Netlify is a cloud computing-based company that offers hosting and serverless backend services for web applications and static websites. It is straightforward to use, fast and automatically enables continuous deployment for projects deployed from Git repos.

Check out this piece here to learn how to host your website on Netlify.

Creating a Google Analytics account

Getting a report from Google Analytics on our application is important to create a Google Analytics account. Create a free account here.

Creating a property

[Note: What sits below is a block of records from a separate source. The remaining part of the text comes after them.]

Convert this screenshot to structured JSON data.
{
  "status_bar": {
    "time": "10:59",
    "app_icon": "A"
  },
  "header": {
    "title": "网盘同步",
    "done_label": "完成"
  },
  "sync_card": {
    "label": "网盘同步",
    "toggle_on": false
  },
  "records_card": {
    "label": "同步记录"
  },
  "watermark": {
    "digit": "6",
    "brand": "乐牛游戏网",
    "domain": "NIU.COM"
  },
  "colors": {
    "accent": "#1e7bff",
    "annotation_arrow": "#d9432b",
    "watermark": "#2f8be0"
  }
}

After creating an account, the next thing we want to do is to create a property on our account. We can understand the property to be a Google analytics project. To learn how to create a property, check out this article here.

Note: When creating our property, it is important to navigate to the "Hide advanced options" section at the bottom of the page and agree to "Create a Universal Analytics property".

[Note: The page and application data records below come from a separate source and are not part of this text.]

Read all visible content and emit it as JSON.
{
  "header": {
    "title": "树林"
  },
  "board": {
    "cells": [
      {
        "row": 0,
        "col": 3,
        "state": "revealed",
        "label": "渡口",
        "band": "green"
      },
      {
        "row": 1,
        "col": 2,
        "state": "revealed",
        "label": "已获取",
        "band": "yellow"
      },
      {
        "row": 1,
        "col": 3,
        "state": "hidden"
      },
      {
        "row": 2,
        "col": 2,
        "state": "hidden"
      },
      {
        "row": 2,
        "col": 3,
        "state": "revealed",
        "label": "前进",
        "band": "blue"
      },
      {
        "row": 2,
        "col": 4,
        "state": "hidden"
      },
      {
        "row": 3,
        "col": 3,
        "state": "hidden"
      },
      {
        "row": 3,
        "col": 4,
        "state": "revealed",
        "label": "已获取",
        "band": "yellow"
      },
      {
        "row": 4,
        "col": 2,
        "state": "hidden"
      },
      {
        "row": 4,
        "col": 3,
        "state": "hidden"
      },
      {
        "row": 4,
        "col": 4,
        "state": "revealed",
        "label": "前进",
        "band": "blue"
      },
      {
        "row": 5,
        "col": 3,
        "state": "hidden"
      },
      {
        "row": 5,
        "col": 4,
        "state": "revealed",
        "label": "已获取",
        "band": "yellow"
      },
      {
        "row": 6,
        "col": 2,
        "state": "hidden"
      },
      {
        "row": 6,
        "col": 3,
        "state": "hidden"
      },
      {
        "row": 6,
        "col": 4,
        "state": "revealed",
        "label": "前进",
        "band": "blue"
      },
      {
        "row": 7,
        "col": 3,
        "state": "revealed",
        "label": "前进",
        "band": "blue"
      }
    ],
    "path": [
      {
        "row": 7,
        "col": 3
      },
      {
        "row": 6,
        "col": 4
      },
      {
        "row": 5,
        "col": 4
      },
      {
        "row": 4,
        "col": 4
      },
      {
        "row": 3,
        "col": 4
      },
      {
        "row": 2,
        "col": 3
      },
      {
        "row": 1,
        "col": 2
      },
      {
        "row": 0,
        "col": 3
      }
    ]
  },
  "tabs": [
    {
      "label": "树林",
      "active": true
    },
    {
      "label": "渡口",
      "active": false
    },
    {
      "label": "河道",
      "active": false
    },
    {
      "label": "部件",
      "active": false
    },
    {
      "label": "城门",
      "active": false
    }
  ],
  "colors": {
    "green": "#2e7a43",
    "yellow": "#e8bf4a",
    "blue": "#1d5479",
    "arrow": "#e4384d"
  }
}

Google Analytics then creates two types of properties with the name we provided.

  • A Google Analytics 4 property
  • A Universal Analytics property.

We will use the Universal Analytics property. Go to the top of the website, click the dropdown select the property with the property name we just created and an ID with the UA prefix (this stands for Universal Analytics).

We copy this ID as we will need it in our project.

Adding the Google analytics tag in our project

In our app.html, we paste this code just above the cloudinary source scripts and input our ID from earlier

2 (function(i,s,o,g,r,a,m){i['GoogleAnalyticsObject']=r;i[r]=i[r]||function(){
3 (i[r].q=i[r].q||[]).push(arguments)},i[r].l=1*new Date();a=s.createElement(o),
4 m=s.getElementsByTagName(o)[0];a.async=1;a.src=g;m.parentNode.insertBefore(a,m)
5 })(window,document,'script','','ga');
6 // our ID goes in here
7 ga('create', 'UA-<our ID>', 'auto');
8 ga('send', 'pageview');
9 </script>

Our app.html file should look like this

1<!DOCTYPE html>
2 <html lang="en" {{ HTML_ATTRS }}>
3 <head {{ HEAD_ATTRS }}>
5 {{ HEAD }}
6 <script>
7 (function(i,s,o,g,r,a,m){i['GoogleAnalyticsObject']=r;i[r]=i[r]||function(){
8 (i[r].q=i[r].q||[]).push(arguments)},i[r].l=1*new Date();a=s.createElement(o),
9 m=s.getElementsByTagName(o)[0];a.async=1;a.src=g;m.parentNode.insertBefore(a,m)
10 })(window,document,'script','','ga');
12 ga('create', 'UA-<our ID>', 'auto');
13 ga('send', 'pageview');
14 </script>
16 <script src=""></script>
17 <script src=""></script>
19 </head>
20 <body {{ BODY_ATTRS }}>
21 {{ APP }}
22 </body>
23 </html>

With this we have successfully added google analytics in our project. To test this out, go to the Google Analytics sidebar on the left and choose "Home" to find how many users have engaged with our site and triggered those events over a specific period.

The "Real Time" Tab on the sidebar tells us how many users have used our application in the last 30 minutes.

At the bottom, we can see that the user fired off the play video event


This article discussed integrating Google analytics into our project to track how many users interact with our application, their actions, and what video player events they fired.


You may find these resources useful:

Amarachi Iheanacho

Frontend Engineer and Technical Writer